Back in the day, there was no such thing as counting carbs and ALL the "good" foods were off limits.
So take advantage of the fact that carb counting is key and nothing is off limits and bolus correctly (give your best shot and if you're wrong, that's what a correction bolus is for) for carbs.
And then test your glucose later to see if you reached Blood Sugar Nirvana.
Carry food with you- ALWAYS. It’s your responsibility- no one else’s.
Also: I know for fact that Glucose Tabs and fruit rollups can be discreetly carried- even in the tightest of jeans.
Take a moment and dust off your empathy tool (which tends to get rusty during the teen years,) and put yourself in your parents shoes every now and then.
I don’t know if you're aware of this, but when you were diagnosed, not only was your world turned upside down, but so was your parents.
And if you were diagnosed as a child- they’ve spent years working 24X7 to make sure you're healthy - Living with diabetes is hard for them, too. 
And I totally get and can relate to wanting more Diabetes freedom- And freedom in general, so show them that you have a handle on you deserve it!
Here's the thing: Parents will always be PARENTS- there's no changing that. They will worry about you even when you're well over 30 and working a real job and living on your own- And you will miss them terribly when they are no longer here to worry about you. Trust me, I know what I'm talking about.
One more thing, THANK your parents every now and then for all they’ve done (and vice versa parents,) because someday,when you're healthy, living on your own and living the life you want, you’ll realize everything they’ve done was because they LOVE you.
Kelly Kunik

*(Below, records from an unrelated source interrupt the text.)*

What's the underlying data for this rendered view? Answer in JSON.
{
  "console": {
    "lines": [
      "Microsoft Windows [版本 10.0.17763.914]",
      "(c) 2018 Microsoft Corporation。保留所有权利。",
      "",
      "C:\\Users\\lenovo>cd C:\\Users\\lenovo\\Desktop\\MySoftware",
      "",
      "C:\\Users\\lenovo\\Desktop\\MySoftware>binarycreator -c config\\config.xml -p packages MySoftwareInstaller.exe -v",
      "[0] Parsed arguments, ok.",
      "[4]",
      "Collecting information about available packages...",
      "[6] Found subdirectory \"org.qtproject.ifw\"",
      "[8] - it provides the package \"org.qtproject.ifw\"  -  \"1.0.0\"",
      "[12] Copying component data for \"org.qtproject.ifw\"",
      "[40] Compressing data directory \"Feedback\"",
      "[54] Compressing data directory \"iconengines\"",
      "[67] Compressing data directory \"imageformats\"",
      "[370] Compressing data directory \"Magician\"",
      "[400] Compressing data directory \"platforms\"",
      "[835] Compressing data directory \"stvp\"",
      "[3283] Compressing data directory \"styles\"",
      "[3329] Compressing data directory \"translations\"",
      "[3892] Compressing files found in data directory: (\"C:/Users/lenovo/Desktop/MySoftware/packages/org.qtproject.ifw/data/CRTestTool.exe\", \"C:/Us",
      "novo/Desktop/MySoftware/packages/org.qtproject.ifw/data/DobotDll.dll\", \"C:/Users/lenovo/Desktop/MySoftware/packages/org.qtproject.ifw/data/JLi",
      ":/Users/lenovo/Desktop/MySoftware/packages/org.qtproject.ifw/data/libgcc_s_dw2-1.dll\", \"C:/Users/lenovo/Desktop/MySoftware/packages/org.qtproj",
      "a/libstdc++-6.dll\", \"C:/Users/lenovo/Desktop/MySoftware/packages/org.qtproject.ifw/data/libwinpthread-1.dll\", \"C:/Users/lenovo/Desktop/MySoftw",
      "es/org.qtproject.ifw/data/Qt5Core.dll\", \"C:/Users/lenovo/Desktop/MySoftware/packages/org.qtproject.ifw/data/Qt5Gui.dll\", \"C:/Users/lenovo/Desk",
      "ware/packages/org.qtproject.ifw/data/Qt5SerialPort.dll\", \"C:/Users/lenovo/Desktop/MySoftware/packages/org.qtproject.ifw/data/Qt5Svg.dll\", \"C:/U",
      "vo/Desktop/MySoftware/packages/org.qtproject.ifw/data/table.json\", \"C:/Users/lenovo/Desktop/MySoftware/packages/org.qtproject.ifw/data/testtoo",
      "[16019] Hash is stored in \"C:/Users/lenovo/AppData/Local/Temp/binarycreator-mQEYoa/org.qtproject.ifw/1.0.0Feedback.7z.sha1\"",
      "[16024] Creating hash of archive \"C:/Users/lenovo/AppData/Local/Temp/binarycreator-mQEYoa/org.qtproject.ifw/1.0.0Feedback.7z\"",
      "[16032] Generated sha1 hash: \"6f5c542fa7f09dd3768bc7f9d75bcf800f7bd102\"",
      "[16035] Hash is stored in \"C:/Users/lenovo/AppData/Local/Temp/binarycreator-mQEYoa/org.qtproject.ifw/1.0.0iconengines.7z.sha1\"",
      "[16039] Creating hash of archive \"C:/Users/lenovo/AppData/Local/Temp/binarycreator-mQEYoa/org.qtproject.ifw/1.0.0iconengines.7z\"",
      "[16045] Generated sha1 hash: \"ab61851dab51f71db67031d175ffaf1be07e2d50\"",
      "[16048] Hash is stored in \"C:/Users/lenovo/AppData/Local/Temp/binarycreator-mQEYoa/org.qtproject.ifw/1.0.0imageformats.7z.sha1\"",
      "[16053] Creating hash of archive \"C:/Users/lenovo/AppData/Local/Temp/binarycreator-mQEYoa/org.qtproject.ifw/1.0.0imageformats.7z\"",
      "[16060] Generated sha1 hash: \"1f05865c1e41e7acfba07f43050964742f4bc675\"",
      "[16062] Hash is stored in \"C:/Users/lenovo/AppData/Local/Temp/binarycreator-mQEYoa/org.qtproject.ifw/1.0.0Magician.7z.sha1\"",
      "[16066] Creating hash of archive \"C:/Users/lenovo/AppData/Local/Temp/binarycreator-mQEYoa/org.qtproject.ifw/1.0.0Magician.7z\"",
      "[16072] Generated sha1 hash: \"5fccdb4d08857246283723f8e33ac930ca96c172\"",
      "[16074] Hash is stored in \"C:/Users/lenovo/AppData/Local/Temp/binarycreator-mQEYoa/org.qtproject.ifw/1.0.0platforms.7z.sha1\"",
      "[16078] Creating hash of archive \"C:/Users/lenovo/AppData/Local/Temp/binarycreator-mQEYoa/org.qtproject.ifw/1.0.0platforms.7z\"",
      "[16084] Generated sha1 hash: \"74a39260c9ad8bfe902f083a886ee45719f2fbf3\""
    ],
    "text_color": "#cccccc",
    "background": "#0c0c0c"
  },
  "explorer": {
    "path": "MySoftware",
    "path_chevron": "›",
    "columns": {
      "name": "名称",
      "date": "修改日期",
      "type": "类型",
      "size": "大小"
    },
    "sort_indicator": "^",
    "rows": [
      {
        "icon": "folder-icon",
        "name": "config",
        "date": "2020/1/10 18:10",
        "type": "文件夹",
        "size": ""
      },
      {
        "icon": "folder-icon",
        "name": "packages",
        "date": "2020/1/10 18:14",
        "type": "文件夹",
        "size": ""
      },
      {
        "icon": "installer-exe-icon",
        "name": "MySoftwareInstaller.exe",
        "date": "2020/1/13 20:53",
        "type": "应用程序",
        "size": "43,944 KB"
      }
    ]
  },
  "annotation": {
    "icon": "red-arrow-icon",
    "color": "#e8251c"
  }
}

tina said...

click, open in safari, select all, copy, paste, send.
The steps I took after reading so I could share with daughter.

Laddie said...

Wonderful post, Kelly. It should be on every D-teen's reading list. And on their parents' list and oh well, on every PWD's reading list.

k2 said...

Tina -
Send your daughter to the link to the blog - I'd love to hear what she has to say!!!

Laddie - Thanks Lady Laddie!

Sarah Spiller said...

Thanks for posting this. I was feeling a little down about realizing that I'm not normal, but this reminded me that diabetes isn't all terrible.